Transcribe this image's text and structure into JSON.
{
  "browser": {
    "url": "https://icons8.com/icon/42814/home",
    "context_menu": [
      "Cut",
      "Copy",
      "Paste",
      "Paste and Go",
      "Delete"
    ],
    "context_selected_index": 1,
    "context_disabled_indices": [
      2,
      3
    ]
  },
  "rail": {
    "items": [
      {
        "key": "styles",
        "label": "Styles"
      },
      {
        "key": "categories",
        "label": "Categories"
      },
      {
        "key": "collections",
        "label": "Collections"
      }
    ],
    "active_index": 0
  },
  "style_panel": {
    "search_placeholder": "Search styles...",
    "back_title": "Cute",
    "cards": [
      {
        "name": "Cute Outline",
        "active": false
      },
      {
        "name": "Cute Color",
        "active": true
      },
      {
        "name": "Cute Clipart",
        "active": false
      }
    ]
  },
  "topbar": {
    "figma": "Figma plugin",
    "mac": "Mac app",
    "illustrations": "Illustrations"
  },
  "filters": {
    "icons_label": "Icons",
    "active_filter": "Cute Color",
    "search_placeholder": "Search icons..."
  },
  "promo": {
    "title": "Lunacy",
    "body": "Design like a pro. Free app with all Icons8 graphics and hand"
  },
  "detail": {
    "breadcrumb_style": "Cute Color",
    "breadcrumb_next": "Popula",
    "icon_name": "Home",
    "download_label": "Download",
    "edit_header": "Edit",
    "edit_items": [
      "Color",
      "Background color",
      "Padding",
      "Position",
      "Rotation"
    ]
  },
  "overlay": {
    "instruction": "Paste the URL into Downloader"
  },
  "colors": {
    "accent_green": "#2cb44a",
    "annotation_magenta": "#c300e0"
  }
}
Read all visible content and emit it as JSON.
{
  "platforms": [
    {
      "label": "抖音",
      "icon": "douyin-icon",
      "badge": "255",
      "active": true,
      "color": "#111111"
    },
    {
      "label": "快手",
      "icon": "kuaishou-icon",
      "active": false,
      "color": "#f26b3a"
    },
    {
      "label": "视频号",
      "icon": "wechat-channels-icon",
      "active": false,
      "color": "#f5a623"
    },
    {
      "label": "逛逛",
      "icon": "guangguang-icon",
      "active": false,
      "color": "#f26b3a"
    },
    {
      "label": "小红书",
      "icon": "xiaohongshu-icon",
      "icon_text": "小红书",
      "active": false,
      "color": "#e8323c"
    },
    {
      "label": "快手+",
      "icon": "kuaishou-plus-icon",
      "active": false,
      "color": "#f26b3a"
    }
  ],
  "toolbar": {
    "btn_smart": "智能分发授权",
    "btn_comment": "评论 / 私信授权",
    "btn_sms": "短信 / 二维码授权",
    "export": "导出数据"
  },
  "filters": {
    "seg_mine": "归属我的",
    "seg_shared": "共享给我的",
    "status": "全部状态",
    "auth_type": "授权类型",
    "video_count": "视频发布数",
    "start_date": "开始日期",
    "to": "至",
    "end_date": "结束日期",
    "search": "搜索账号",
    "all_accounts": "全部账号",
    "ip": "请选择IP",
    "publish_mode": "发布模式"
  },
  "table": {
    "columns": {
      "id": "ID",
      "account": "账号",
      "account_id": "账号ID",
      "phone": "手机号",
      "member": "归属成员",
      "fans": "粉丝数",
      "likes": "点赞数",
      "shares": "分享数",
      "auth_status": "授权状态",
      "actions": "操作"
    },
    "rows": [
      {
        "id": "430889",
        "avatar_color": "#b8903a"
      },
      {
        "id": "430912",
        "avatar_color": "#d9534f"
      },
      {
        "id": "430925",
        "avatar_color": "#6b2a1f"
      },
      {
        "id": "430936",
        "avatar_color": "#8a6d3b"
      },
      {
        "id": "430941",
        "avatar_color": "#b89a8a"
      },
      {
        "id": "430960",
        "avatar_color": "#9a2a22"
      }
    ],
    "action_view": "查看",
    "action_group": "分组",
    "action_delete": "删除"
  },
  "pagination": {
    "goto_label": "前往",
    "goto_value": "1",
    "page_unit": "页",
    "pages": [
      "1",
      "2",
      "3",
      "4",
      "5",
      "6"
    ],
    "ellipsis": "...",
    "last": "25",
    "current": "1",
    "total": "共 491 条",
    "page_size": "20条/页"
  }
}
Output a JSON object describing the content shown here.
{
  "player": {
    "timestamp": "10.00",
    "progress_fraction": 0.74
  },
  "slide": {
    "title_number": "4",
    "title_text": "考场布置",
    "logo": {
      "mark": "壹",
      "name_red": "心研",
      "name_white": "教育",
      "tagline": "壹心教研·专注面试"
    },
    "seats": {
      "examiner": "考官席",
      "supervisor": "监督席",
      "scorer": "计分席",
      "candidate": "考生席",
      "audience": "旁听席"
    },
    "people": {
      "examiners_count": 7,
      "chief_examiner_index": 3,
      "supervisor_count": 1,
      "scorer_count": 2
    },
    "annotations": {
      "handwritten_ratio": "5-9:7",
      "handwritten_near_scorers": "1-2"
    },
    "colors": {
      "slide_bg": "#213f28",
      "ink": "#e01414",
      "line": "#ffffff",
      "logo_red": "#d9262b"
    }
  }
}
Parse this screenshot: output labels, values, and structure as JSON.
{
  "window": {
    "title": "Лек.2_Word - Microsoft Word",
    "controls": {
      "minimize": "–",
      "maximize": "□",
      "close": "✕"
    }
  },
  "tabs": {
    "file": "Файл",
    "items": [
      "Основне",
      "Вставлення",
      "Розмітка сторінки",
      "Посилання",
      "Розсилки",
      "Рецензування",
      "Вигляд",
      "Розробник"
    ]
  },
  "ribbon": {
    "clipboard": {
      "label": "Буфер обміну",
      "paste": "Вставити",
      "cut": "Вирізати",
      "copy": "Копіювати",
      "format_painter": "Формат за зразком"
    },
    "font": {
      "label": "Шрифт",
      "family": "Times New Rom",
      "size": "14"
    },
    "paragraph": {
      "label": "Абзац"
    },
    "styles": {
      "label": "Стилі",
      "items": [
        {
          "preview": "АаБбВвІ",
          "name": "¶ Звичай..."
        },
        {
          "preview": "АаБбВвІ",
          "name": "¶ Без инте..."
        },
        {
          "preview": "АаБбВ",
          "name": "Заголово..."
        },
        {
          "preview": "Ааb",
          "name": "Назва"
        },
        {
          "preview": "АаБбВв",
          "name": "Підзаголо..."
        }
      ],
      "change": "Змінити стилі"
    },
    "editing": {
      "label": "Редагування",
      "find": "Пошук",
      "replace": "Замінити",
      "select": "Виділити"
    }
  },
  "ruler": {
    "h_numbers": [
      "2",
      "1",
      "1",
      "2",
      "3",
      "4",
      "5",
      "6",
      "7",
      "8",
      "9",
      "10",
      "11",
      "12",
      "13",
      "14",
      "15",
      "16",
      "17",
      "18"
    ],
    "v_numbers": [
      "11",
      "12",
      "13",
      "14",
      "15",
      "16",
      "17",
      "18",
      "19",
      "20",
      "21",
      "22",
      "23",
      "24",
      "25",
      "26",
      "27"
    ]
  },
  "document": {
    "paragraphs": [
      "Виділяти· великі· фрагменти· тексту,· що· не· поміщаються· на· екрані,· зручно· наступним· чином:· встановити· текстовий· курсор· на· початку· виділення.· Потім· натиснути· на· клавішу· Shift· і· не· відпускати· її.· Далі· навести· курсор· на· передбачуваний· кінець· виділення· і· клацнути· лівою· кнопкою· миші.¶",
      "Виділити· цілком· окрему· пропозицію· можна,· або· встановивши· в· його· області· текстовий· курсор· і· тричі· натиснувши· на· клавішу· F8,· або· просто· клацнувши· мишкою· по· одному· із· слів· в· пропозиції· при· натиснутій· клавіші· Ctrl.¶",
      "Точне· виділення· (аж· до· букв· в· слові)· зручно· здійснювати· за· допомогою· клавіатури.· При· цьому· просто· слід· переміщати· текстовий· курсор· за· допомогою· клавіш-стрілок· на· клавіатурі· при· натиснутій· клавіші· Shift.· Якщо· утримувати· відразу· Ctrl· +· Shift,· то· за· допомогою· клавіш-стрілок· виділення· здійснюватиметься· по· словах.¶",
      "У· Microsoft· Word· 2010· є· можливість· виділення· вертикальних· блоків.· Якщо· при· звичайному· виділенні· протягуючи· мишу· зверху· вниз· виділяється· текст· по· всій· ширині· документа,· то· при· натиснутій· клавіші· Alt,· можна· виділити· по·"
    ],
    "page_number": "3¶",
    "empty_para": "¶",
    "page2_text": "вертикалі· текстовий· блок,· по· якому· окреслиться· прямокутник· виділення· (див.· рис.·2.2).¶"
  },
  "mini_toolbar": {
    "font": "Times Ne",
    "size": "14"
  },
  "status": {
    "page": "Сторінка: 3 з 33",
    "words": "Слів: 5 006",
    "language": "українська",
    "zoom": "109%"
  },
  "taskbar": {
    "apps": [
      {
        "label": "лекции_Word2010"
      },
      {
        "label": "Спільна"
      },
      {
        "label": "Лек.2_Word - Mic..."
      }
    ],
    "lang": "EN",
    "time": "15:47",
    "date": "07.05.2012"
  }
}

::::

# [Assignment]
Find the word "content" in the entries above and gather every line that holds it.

# [Reply]
Read all visible content and emit it as JSON.
Output a JSON object describing the content shown here.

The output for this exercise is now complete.